I’m the first to admit that my French is not muy bueno. So I am enlisting the help of our friends at Merriam-Webster to provide the correct pronunciation of “sommelier.” According to the word experts, it is: səməlˈyā.
You’ve probably heard the term used in a fine-dining restaurant, or any restaurant that has a good-sized wine list. But what, exactly, is a sommelier?
In my experience, he or she can be your best friend or your worst enemy.
First, let’s define the job. A sommelier is “a trained and knowledgeable wine professional, normally working in fine restaurants, who specializes in all aspects of wine service as well as wine and food pairing.”
In most cases, a sommelier carries some form of certification. A sommelier without a certificate often is referred to as a wine steward. Same job, different title, and perhaps a different level of experience and expertise.
On the surface, having someone who is knowledgeable about a restaurant’s wine list, including which wines pair well with which dishes, would seem to be a good thing. And it is, presuming the sommelier is honest and not being pressured by the restaurateur to sell the most expensive bottle possible.
Restaurant owners like that do exist, unfortunately, often out of necessity. The restaurant business is a brutal, low-margin business, and many depend on wine sales to keep the doors open.
So before you do anything else, scan the restaurant’s wine list to get a feel for the upper price range. If the sommelier suggests a bottle in that range, there’s a possibility you’re being taken advantage of.
On the other hand, being placed in the hands of an honest sommelier at a restaurant with an honest proprietor is akin to hitting the vinous lottery. Such a sommelier can direct you to the best dishes on the menu and pair them with a reasonably priced bottle of wine, creating a culinary experience you’ll long remember — without killing your budget for a month.
Check with friends to see which restaurants in your area have the best, most trustworthy sommeliers. Getting to know the good ones will elevate your dining-out experiences.

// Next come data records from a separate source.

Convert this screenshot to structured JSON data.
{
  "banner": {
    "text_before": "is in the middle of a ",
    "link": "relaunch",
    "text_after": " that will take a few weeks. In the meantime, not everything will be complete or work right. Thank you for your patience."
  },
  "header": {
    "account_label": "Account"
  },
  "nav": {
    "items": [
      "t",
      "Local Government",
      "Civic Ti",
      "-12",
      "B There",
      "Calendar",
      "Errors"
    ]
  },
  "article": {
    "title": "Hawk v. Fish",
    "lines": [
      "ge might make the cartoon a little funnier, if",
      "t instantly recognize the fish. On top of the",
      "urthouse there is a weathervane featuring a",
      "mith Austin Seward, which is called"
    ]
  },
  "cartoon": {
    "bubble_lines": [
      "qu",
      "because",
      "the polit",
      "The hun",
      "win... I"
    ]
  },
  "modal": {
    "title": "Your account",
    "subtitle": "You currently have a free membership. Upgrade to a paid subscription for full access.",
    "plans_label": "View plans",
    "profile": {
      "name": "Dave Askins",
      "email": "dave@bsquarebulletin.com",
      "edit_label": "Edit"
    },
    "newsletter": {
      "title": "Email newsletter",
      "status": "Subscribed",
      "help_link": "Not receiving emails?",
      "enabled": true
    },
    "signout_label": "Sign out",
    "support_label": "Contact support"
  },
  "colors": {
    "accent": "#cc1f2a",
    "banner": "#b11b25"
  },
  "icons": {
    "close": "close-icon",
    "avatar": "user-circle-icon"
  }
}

Meanwhile, when dining in, think of American Cellars Wine Club as your own personal sommelier.